** Prompt **
Line by line, copy the records below exactly and leave the pictures out.

** Data for this exercise **

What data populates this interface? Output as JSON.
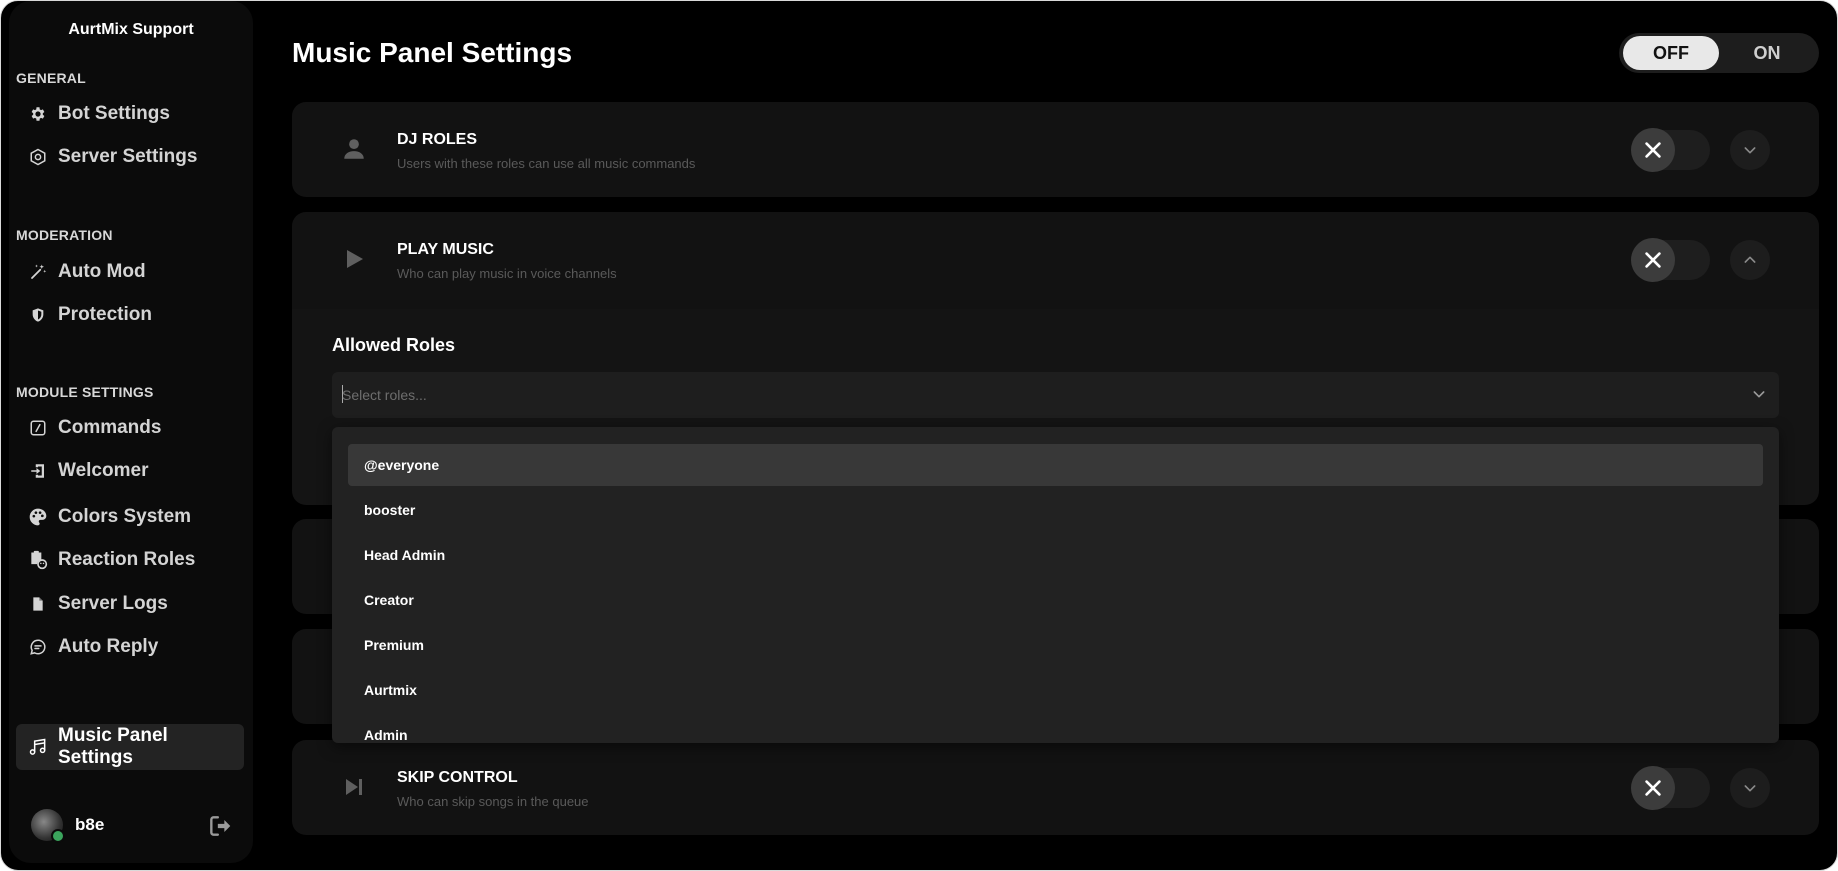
{
  "app": {
    "name": "AurtMix Support"
  },
  "sidebar": {
    "sections": [
      {
        "title": "GENERAL"
      },
      {
        "title": "MODERATION"
      },
      {
        "title": "MODULE SETTINGS"
      }
    ],
    "items": [
      {
        "label": "Bot Settings",
        "icon": "gear-icon"
      },
      {
        "label": "Server Settings",
        "icon": "hexagon-icon"
      },
      {
        "label": "Auto Mod",
        "icon": "magic-wand-icon"
      },
      {
        "label": "Protection",
        "icon": "shield-icon"
      },
      {
        "label": "Commands",
        "icon": "slash-command-icon"
      },
      {
        "label": "Welcomer",
        "icon": "door-enter-icon"
      },
      {
        "label": "Colors System",
        "icon": "palette-icon"
      },
      {
        "label": "Reaction Roles",
        "icon": "reaction-badge-icon"
      },
      {
        "label": "Server Logs",
        "icon": "document-icon"
      },
      {
        "label": "Auto Reply",
        "icon": "chat-bubble-icon"
      },
      {
        "label": "Music Panel Settings",
        "icon": "music-note-icon",
        "active": true
      }
    ],
    "user": {
      "name": "b8e",
      "status": "online"
    }
  },
  "header": {
    "title": "Music Panel Settings",
    "master_toggle": {
      "off_label": "OFF",
      "on_label": "ON",
      "value": "OFF"
    }
  },
  "cards": [
    {
      "title": "DJ ROLES",
      "description": "Users with these roles can use all music commands",
      "icon": "user-icon",
      "enabled": false,
      "expanded": false
    },
    {
      "title": "PLAY MUSIC",
      "description": "Who can play music in voice channels",
      "icon": "play-icon",
      "enabled": false,
      "expanded": true
    },
    {
      "title": "SKIP CONTROL",
      "description": "Who can skip songs in the queue",
      "icon": "skip-forward-icon",
      "enabled": false,
      "expanded": false
    }
  ],
  "play_music_panel": {
    "allowed_roles_label": "Allowed Roles",
    "select_placeholder": "Select roles...",
    "options": [
      "@everyone",
      "booster",
      "Head Admin",
      "Creator",
      "Premium",
      "Aurtmix",
      "Admin"
    ]
  },
  "colors": {
    "background": "#000000",
    "card": "#121212",
    "dropdown": "#222222",
    "highlight": "#383838",
    "online": "#3ba55d"
  }
}
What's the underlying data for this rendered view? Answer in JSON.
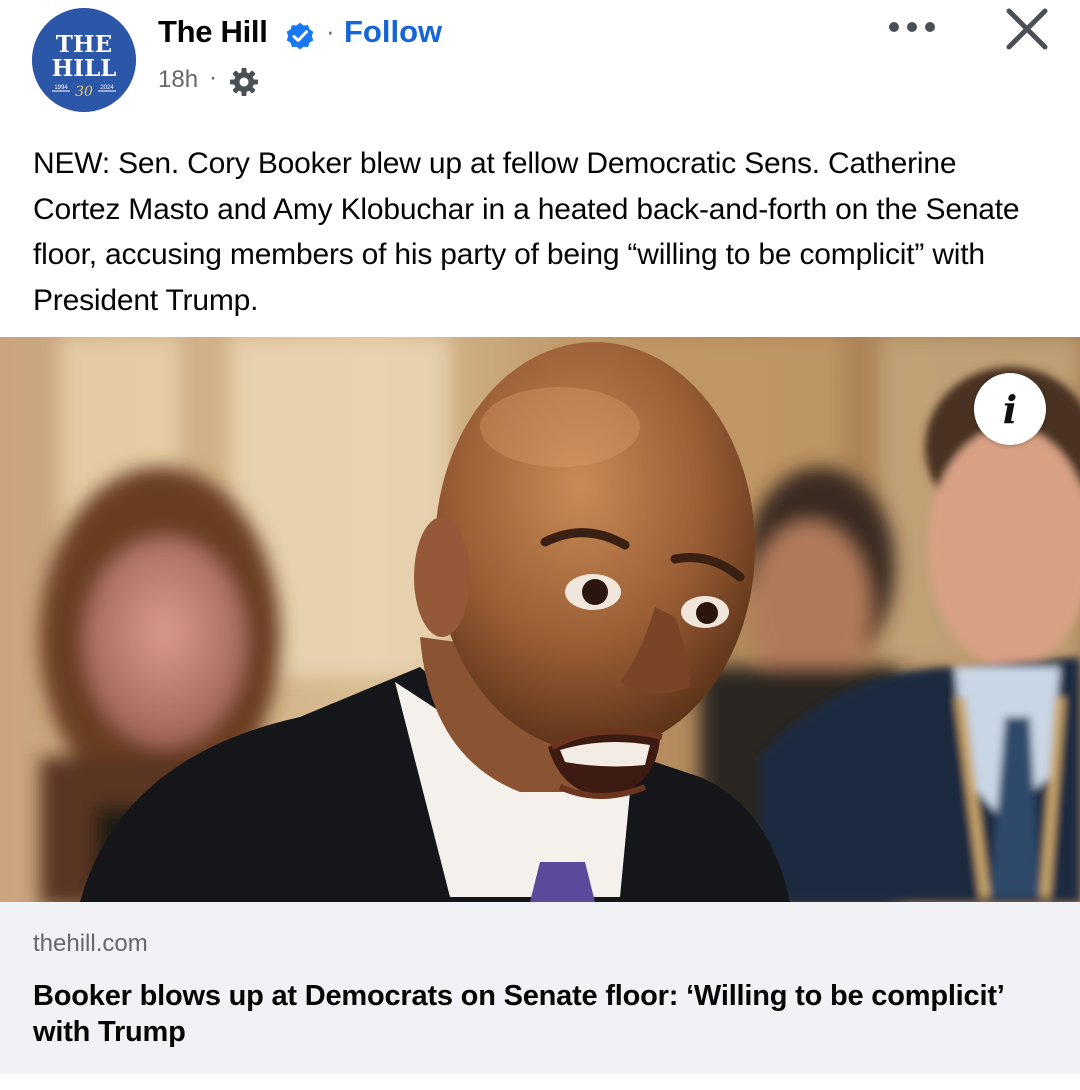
{
  "post": {
    "author": {
      "name": "The Hill",
      "avatar_text_top": "THE",
      "avatar_text_bottom": "HILL",
      "avatar_years": "30",
      "avatar_left_year": "1994",
      "avatar_right_year": "2024",
      "verified": true,
      "verified_icon": "verified-badge-icon"
    },
    "separator": "·",
    "follow_label": "Follow",
    "timestamp": "18h",
    "audience_icon": "gear-icon",
    "more_icon": "more-dots-icon",
    "close_icon": "close-icon",
    "text": "NEW: Sen. Cory Booker blew up at fellow Democratic Sens. Catherine Cortez Masto and Amy Klobuchar in a heated back-and-forth on the Senate floor, accusing members of his party of being “willing to be complicit” with President Trump."
  },
  "photo": {
    "info_label": "i",
    "info_icon": "info-icon"
  },
  "link": {
    "domain": "thehill.com",
    "headline": "Booker blows up at Democrats on Senate floor: ‘Willing to be complicit’ with Trump"
  },
  "colors": {
    "follow": "#1565d8",
    "verified": "#1877f2",
    "avatar_bg": "#2c56a8",
    "card_bg": "#f0f2f5",
    "secondary_text": "#65676b"
  }
}
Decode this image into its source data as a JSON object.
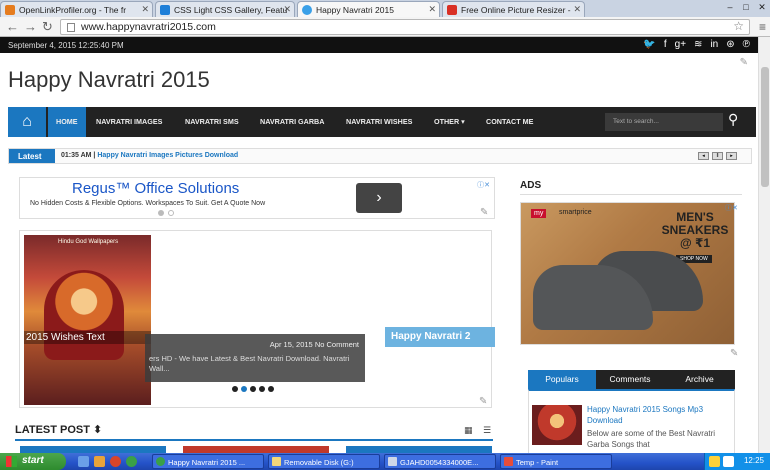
{
  "browser": {
    "tabs": [
      {
        "label": "OpenLinkProfiler.org - The fr",
        "icon": "bar-chart-icon",
        "color": "#e57c1f"
      },
      {
        "label": "CSS Light CSS Gallery, Featu",
        "icon": "css-gallery-icon",
        "color": "#1e7fd8"
      },
      {
        "label": "Happy Navratri 2015",
        "icon": "site-favicon-icon",
        "color": "#3aa0e8"
      },
      {
        "label": "Free Online Picture Resizer -",
        "icon": "resizer-icon",
        "color": "#d93025"
      }
    ],
    "url": "www.happynavratri2015.com"
  },
  "site": {
    "date": "September 4, 2015 12:25:40 PM",
    "title": "Happy Navratri 2015",
    "social_icons": [
      "twitter-icon",
      "facebook-icon",
      "google-plus-icon",
      "rss-icon",
      "linkedin-icon",
      "dribbble-icon",
      "pinterest-icon"
    ],
    "social_glyphs": [
      "🐦",
      "f",
      "g+",
      "≋",
      "in",
      "⊛",
      "℗"
    ],
    "nav": {
      "home_icon": "home-icon",
      "items": [
        "HOME",
        "NAVRATRI IMAGES",
        "NAVRATRI SMS",
        "NAVRATRI GARBA",
        "NAVRATRI WISHES",
        "OTHER ▾",
        "CONTACT ME"
      ],
      "search_placeholder": "Text to search...",
      "accent": "#1b77c0"
    },
    "ticker": {
      "label": "Latest",
      "time": "01:35 AM |",
      "link": "Happy Navratri Images Pictures Download"
    }
  },
  "ad": {
    "title": "Regus™ Office Solutions",
    "subtitle": "No Hidden Costs & Flexible Options. Workspaces To Suit. Get A Quote Now",
    "cta": "›"
  },
  "slider": {
    "image_brand": "Hindu God Wallpapers",
    "slide_title": "2015 Wishes Text",
    "caption_date": "Apr 15, 2015 No Comment",
    "caption_desc": "ers HD - We have Latest & Best Navratri Download. Navratri Wall...",
    "side_label": "Happy Navratri 2"
  },
  "latest_post": {
    "heading": "LATEST POST ⬍",
    "view_icons": "▦ ☰"
  },
  "sidebar": {
    "ads_label": "ADS",
    "ad_brand": "my",
    "ad_brand2": "smartprice",
    "ad_text": "MEN'S SNEAKERS @ ₹1",
    "ad_cta": "SHOP NOW",
    "tabs": [
      "Populars",
      "Comments",
      "Archive"
    ],
    "popular_title": "Happy Navratri 2015 Songs Mp3 Download",
    "popular_desc": "Below are some of the Best Navratri Garba Songs that"
  },
  "taskbar": {
    "start": "start",
    "tasks": [
      "Happy Navratri 2015 ...",
      "Removable Disk (G:)",
      "GJAHD0054334000E...",
      "Temp - Paint"
    ],
    "clock": "12:25"
  }
}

** Answer to this task **
What data populates this interface? Output as JSON.
{
  "app": {
    "name": "AurtMix Support"
  },
  "sidebar": {
    "sections": [
      {
        "title": "GENERAL"
      },
      {
        "title": "MODERATION"
      },
      {
        "title": "MODULE SETTINGS"
      }
    ],
    "items": [
      {
        "label": "Bot Settings",
        "icon": "gear-icon"
      },
      {
        "label": "Server Settings",
        "icon": "hexagon-icon"
      },
      {
        "label": "Auto Mod",
        "icon": "magic-wand-icon"
      },
      {
        "label": "Protection",
        "icon": "shield-icon"
      },
      {
        "label": "Commands",
        "icon": "slash-command-icon"
      },
      {
        "label": "Welcomer",
        "icon": "door-enter-icon"
      },
      {
        "label": "Colors System",
        "icon": "palette-icon"
      },
      {
        "label": "Reaction Roles",
        "icon": "reaction-badge-icon"
      },
      {
        "label": "Server Logs",
        "icon": "document-icon"
      },
      {
        "label": "Auto Reply",
        "icon": "chat-bubble-icon"
      },
      {
        "label": "Music Panel Settings",
        "icon": "music-note-icon",
        "active": true
      }
    ],
    "user": {
      "name": "b8e",
      "status": "online"
    }
  },
  "header": {
    "title": "Music Panel Settings",
    "master_toggle": {
      "off_label": "OFF",
      "on_label": "ON",
      "value": "OFF"
    }
  },
  "cards": [
    {
      "title": "DJ ROLES",
      "description": "Users with these roles can use all music commands",
      "icon": "user-icon",
      "enabled": false,
      "expanded": false
    },
    {
      "title": "PLAY MUSIC",
      "description": "Who can play music in voice channels",
      "icon": "play-icon",
      "enabled": false,
      "expanded": true
    },
    {
      "title": "SKIP CONTROL",
      "description": "Who can skip songs in the queue",
      "icon": "skip-forward-icon",
      "enabled": false,
      "expanded": false
    }
  ],
  "play_music_panel": {
    "allowed_roles_label": "Allowed Roles",
    "select_placeholder": "Select roles...",
    "options": [
      "@everyone",
      "booster",
      "Head Admin",
      "Creator",
      "Premium",
      "Aurtmix",
      "Admin"
    ]
  },
  "colors": {
    "background": "#000000",
    "card": "#121212",
    "dropdown": "#222222",
    "highlight": "#383838",
    "online": "#3ba55d"
  }
}
What's the underlying data for this rendered view? Answer in JSON.
{
  "post": {
    "author": {
      "name": "The Hill",
      "avatar_text_top": "THE",
      "avatar_text_bottom": "HILL",
      "avatar_years": "30",
      "avatar_left_year": "1994",
      "avatar_right_year": "2024",
      "verified": true,
      "verified_icon": "verified-badge-icon"
    },
    "separator": "·",
    "follow_label": "Follow",
    "timestamp": "18h",
    "audience_icon": "gear-icon",
    "more_icon": "more-dots-icon",
    "close_icon": "close-icon",
    "text": "NEW: Sen. Cory Booker blew up at fellow Democratic Sens. Catherine Cortez Masto and Amy Klobuchar in a heated back-and-forth on the Senate floor, accusing members of his party of being “willing to be complicit” with President Trump."
  },
  "photo": {
    "info_label": "i",
    "info_icon": "info-icon"
  },
  "link": {
    "domain": "thehill.com",
    "headline": "Booker blows up at Democrats on Senate floor: ‘Willing to be complicit’ with Trump"
  },
  "colors": {
    "follow": "#1565d8",
    "verified": "#1877f2",
    "avatar_bg": "#2c56a8",
    "card_bg": "#f0f2f5",
    "secondary_text": "#65676b"
  }
}
Decode this image into its source data as a JSON object.
{
  "browser": {
    "tabs": [
      {
        "label": "OpenLinkProfiler.org - The fr",
        "icon": "bar-chart-icon",
        "color": "#e57c1f"
      },
      {
        "label": "CSS Light CSS Gallery, Featu",
        "icon": "css-gallery-icon",
        "color": "#1e7fd8"
      },
      {
        "label": "Happy Navratri 2015",
        "icon": "site-favicon-icon",
        "color": "#3aa0e8"
      },
      {
        "label": "Free Online Picture Resizer -",
        "icon": "resizer-icon",
        "color": "#d93025"
      }
    ],
    "url": "www.happynavratri2015.com"
  },
  "site": {
    "date": "September 4, 2015 12:25:40 PM",
    "title": "Happy Navratri 2015",
    "social_icons": [
      "twitter-icon",
      "facebook-icon",
      "google-plus-icon",
      "rss-icon",
      "linkedin-icon",
      "dribbble-icon",
      "pinterest-icon"
    ],
    "social_glyphs": [
      "🐦",
      "f",
      "g+",
      "≋",
      "in",
      "⊛",
      "℗"
    ],
    "nav": {
      "home_icon": "home-icon",
      "items": [
        "HOME",
        "NAVRATRI IMAGES",
        "NAVRATRI SMS",
        "NAVRATRI GARBA",
        "NAVRATRI WISHES",
        "OTHER ▾",
        "CONTACT ME"
      ],
      "search_placeholder": "Text to search...",
      "accent": "#1b77c0"
    },
    "ticker": {
      "label": "Latest",
      "time": "01:35 AM |",
      "link": "Happy Navratri Images Pictures Download"
    }
  },
  "ad": {
    "title": "Regus™ Office Solutions",
    "subtitle": "No Hidden Costs & Flexible Options. Workspaces To Suit. Get A Quote Now",
    "cta": "›"
  },
  "slider": {
    "image_brand": "Hindu God Wallpapers",
    "slide_title": "2015 Wishes Text",
    "caption_date": "Apr 15, 2015 No Comment",
    "caption_desc": "ers HD - We have Latest & Best Navratri Download. Navratri Wall...",
    "side_label": "Happy Navratri 2"
  },
  "latest_post": {
    "heading": "LATEST POST ⬍",
    "view_icons": "▦ ☰"
  },
  "sidebar": {
    "ads_label": "ADS",
    "ad_brand": "my",
    "ad_brand2": "smartprice",
    "ad_text": "MEN'S SNEAKERS @ ₹1",
    "ad_cta": "SHOP NOW",
    "tabs": [
      "Populars",
      "Comments",
      "Archive"
    ],
    "popular_title": "Happy Navratri 2015 Songs Mp3 Download",
    "popular_desc": "Below are some of the Best Navratri Garba Songs that"
  },
  "taskbar": {
    "start": "start",
    "tasks": [
      "Happy Navratri 2015 ...",
      "Removable Disk (G:)",
      "GJAHD0054334000E...",
      "Temp - Paint"
    ],
    "clock": "12:25"
  }
}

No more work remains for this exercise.